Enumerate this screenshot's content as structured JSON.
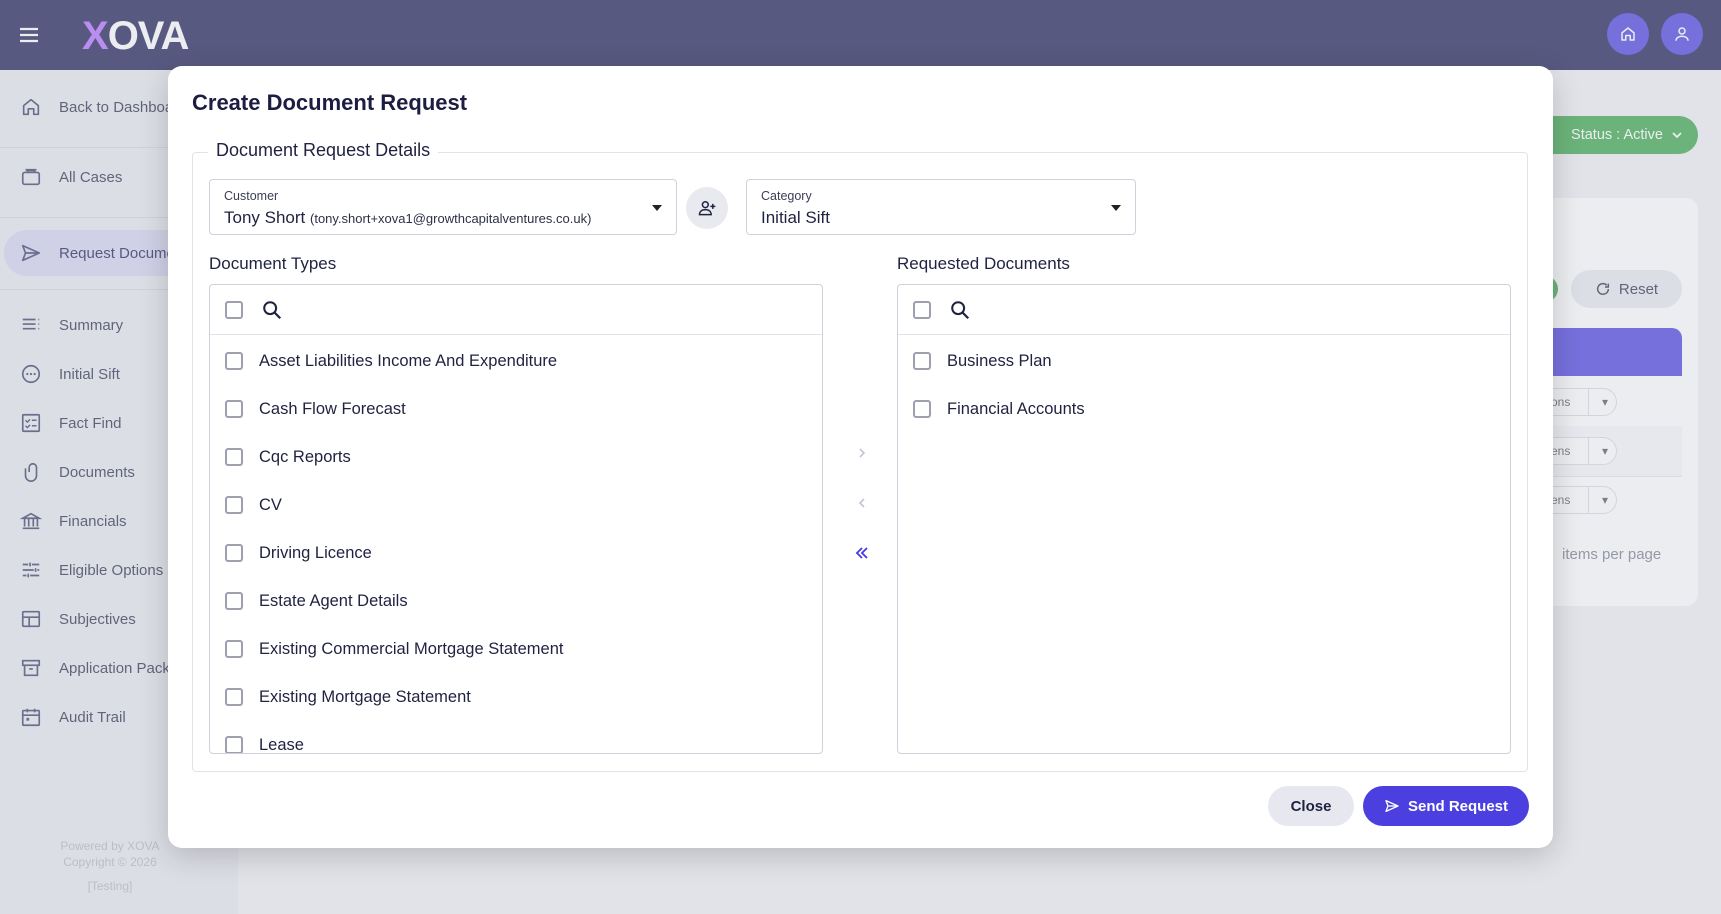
{
  "app": {
    "logo": "XOVA"
  },
  "sidebar": {
    "items": [
      {
        "label": "Back to Dashboard",
        "icon": "home-icon"
      },
      {
        "label": "All Cases",
        "icon": "briefcase-icon"
      },
      {
        "label": "Request Documents",
        "icon": "send-icon"
      },
      {
        "label": "Summary",
        "icon": "list-icon"
      },
      {
        "label": "Initial Sift",
        "icon": "more-circle-icon"
      },
      {
        "label": "Fact Find",
        "icon": "checklist-icon"
      },
      {
        "label": "Documents",
        "icon": "paperclip-icon"
      },
      {
        "label": "Financials",
        "icon": "bank-icon"
      },
      {
        "label": "Eligible Options",
        "icon": "sliders-icon"
      },
      {
        "label": "Subjectives",
        "icon": "table-icon"
      },
      {
        "label": "Application Pack",
        "icon": "archive-icon"
      },
      {
        "label": "Audit Trail",
        "icon": "calendar-icon"
      }
    ],
    "footer": {
      "powered": "Powered by XOVA",
      "copyright": "Copyright © 2026",
      "env": "[Testing]"
    }
  },
  "background": {
    "status_label": "Status : Active",
    "reset_label": "Reset",
    "row_actions": [
      "ons",
      "ens",
      "ens"
    ],
    "items_per_page": "items per page"
  },
  "modal": {
    "title": "Create Document Request",
    "section_title": "Document Request Details",
    "customer": {
      "label": "Customer",
      "name": "Tony Short",
      "email": "(tony.short+xova1@growthcapitalventures.co.uk)"
    },
    "category": {
      "label": "Category",
      "value": "Initial Sift"
    },
    "document_types": {
      "title": "Document Types",
      "items": [
        "Asset Liabilities Income And Expenditure",
        "Cash Flow Forecast",
        "Cqc Reports",
        "CV",
        "Driving Licence",
        "Estate Agent Details",
        "Existing Commercial Mortgage Statement",
        "Existing Mortgage Statement",
        "Lease"
      ]
    },
    "requested_documents": {
      "title": "Requested Documents",
      "items": [
        "Business Plan",
        "Financial Accounts"
      ]
    },
    "buttons": {
      "close": "Close",
      "send": "Send Request"
    }
  },
  "colors": {
    "topbar": "#1c1d54",
    "primary": "#4b3fe0",
    "success": "#3aa64a",
    "active_nav": "#d4d3f0"
  }
}
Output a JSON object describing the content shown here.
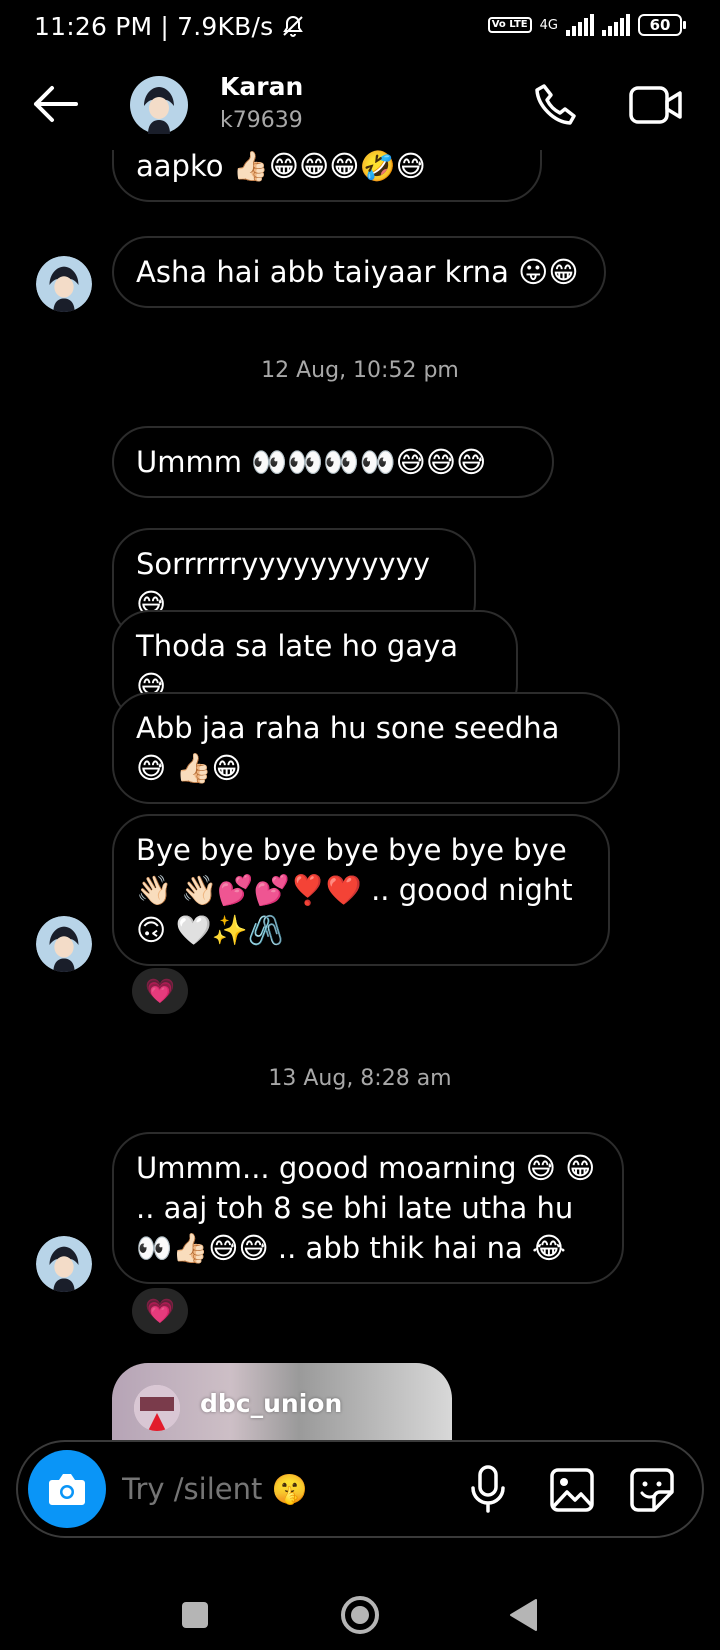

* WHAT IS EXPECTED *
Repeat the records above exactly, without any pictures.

* WRITTEN ANSWER *
Enumerate this screenshot's content as structured JSON.
{
  "app": {
    "logo": "XOVA"
  },
  "sidebar": {
    "items": [
      {
        "label": "Back to Dashboard",
        "icon": "home-icon"
      },
      {
        "label": "All Cases",
        "icon": "briefcase-icon"
      },
      {
        "label": "Request Documents",
        "icon": "send-icon"
      },
      {
        "label": "Summary",
        "icon": "list-icon"
      },
      {
        "label": "Initial Sift",
        "icon": "more-circle-icon"
      },
      {
        "label": "Fact Find",
        "icon": "checklist-icon"
      },
      {
        "label": "Documents",
        "icon": "paperclip-icon"
      },
      {
        "label": "Financials",
        "icon": "bank-icon"
      },
      {
        "label": "Eligible Options",
        "icon": "sliders-icon"
      },
      {
        "label": "Subjectives",
        "icon": "table-icon"
      },
      {
        "label": "Application Pack",
        "icon": "archive-icon"
      },
      {
        "label": "Audit Trail",
        "icon": "calendar-icon"
      }
    ],
    "footer": {
      "powered": "Powered by XOVA",
      "copyright": "Copyright © 2026",
      "env": "[Testing]"
    }
  },
  "background": {
    "status_label": "Status : Active",
    "reset_label": "Reset",
    "row_actions": [
      "ons",
      "ens",
      "ens"
    ],
    "items_per_page": "items per page"
  },
  "modal": {
    "title": "Create Document Request",
    "section_title": "Document Request Details",
    "customer": {
      "label": "Customer",
      "name": "Tony Short",
      "email": "(tony.short+xova1@growthcapitalventures.co.uk)"
    },
    "category": {
      "label": "Category",
      "value": "Initial Sift"
    },
    "document_types": {
      "title": "Document Types",
      "items": [
        "Asset Liabilities Income And Expenditure",
        "Cash Flow Forecast",
        "Cqc Reports",
        "CV",
        "Driving Licence",
        "Estate Agent Details",
        "Existing Commercial Mortgage Statement",
        "Existing Mortgage Statement",
        "Lease"
      ]
    },
    "requested_documents": {
      "title": "Requested Documents",
      "items": [
        "Business Plan",
        "Financial Accounts"
      ]
    },
    "buttons": {
      "close": "Close",
      "send": "Send Request"
    }
  },
  "colors": {
    "topbar": "#1c1d54",
    "primary": "#4b3fe0",
    "success": "#3aa64a",
    "active_nav": "#d4d3f0"
  }
}
Output a JSON object describing the content shown here.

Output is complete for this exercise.